The reason this matters, is because I probably wasn't in the best mood that day, and therefore [I'm educated-guessing here] may have indicated some level of depression in my answers. Not only had I been working my butt off for the last four months on the casting database project, but also just a few days earlier one of my best friends was sentenced to nine years in prison. So, I will concede: my emotional state was dubious at best.
With that said, I'm also suspicious they thought I was goofing off, because at one point in my exam they accused me of answering questions too quickly and not taking it seriously. Hey, don't punish me because I'm a fast screen reader and mouse-clicker, okay?
Customer support replied with another generic, non-helpful "blah blah blah have a nice life." Whatever. I can laugh about it now.
In the mean time, I took eHarmony's rejection as an opportunity for self-examination. Let's say, for argument's sake, that they did spot something in my psyche that I should be addressing. With this in mind, I came to one realization, and one actionable task.
My realization was that the women I've typically been attracted to, seem themselves to be attracted to men who are more spiritually-conscious than I am. What do I mean by that. I mean, I see myself as having a lot of spiritual growing to do, to become closer with Jesus, to be more in tune with listening to the Holy Spirit's Call on my life, and not just my life in the grand sense, but in each tiny moment also. And let's also be clear: I'm not wanting to change myself for the sake of becoming what someone else wants me to be. I want to pursue this growth in myself for the sake of who I want me to be. Conveniently, my impression is this growth may come with the side-effect of making me more into the type of person that the people I'm attracted to, are attracted to in return. And even if it doesn't, I've still grown more in my relationship with God.
My actionable task, only somewhat related to the above, was to start going to therapy. I don't have depression, I'm not an alcoholic, I don't have any major red flags that would call for therapy, so why would I want to do this, you ask? The simplest answer is: I go to my doctor regularly for physical checkups, I attend church regularly and have friends who help give me spiritual checkups, so pursuing mental checkups just makes sense.

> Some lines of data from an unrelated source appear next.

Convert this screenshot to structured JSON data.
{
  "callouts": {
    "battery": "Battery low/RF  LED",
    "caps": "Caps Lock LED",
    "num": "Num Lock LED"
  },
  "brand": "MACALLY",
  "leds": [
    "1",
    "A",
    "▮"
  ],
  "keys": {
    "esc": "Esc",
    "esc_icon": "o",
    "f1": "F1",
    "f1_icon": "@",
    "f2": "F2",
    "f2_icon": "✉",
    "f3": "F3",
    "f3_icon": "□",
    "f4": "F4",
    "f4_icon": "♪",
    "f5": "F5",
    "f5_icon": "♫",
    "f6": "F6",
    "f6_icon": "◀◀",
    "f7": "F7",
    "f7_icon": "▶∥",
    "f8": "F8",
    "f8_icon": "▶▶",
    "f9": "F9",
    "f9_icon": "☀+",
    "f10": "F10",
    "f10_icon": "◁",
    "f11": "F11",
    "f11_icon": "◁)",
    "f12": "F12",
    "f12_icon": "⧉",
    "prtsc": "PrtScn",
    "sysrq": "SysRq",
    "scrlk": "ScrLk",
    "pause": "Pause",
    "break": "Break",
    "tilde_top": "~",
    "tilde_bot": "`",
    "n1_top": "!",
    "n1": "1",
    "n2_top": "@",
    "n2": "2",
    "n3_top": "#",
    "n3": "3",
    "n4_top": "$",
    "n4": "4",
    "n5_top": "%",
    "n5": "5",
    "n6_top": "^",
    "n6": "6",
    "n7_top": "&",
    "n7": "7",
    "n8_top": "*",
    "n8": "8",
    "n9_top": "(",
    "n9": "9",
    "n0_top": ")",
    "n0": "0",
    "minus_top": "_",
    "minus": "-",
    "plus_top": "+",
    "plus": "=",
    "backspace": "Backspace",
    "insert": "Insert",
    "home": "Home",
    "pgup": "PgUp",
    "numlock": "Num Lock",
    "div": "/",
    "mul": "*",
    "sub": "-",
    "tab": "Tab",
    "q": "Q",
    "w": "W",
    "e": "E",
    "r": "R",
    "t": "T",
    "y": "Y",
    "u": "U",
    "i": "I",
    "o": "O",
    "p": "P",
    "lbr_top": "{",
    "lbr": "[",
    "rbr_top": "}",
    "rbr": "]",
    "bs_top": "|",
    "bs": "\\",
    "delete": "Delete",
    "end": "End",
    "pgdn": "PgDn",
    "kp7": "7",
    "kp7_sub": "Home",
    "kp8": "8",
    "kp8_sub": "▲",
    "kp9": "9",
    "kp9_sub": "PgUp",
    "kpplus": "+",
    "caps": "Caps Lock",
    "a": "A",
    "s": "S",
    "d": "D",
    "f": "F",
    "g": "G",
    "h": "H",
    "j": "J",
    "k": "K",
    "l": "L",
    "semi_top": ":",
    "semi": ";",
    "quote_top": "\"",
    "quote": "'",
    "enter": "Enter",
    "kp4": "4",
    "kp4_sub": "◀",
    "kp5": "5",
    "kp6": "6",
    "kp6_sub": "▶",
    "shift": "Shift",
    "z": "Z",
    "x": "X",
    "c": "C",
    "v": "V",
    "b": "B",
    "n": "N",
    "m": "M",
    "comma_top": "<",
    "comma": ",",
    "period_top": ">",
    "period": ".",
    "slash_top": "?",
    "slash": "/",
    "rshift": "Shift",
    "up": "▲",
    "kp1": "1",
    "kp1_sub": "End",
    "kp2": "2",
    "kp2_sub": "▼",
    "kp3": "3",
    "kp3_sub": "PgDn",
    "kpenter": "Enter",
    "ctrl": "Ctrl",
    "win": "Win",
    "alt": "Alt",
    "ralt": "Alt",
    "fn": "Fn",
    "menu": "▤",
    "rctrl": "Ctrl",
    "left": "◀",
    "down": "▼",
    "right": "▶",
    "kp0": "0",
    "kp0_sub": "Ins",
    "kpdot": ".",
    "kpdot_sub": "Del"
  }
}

I've also heard very positive feedback from more than one friend about their therapy experiences - specifically, the way their therapists challenged them, or asked just the right questions to help lead their way of thinking about a problem. I knew I could benefit from that. So as long as the opportunity was there, I figured "why not?" I called up a delightful therapist named Beverly, recommended to me by one of my friends, and I've been visiting her since July.
Where does that leave me with eHarmony? At some point I think I will give it another go (when I'm for-sure in a good mood). I'll also adjust my answers toward what a normal, level-headed-Jeremy would say, and try to remove myself from whatever emotions I might be feeling right at that particular moment. I'll let you know how it goes. (or, hey, maybe I'll meet someone before then! Who knows?)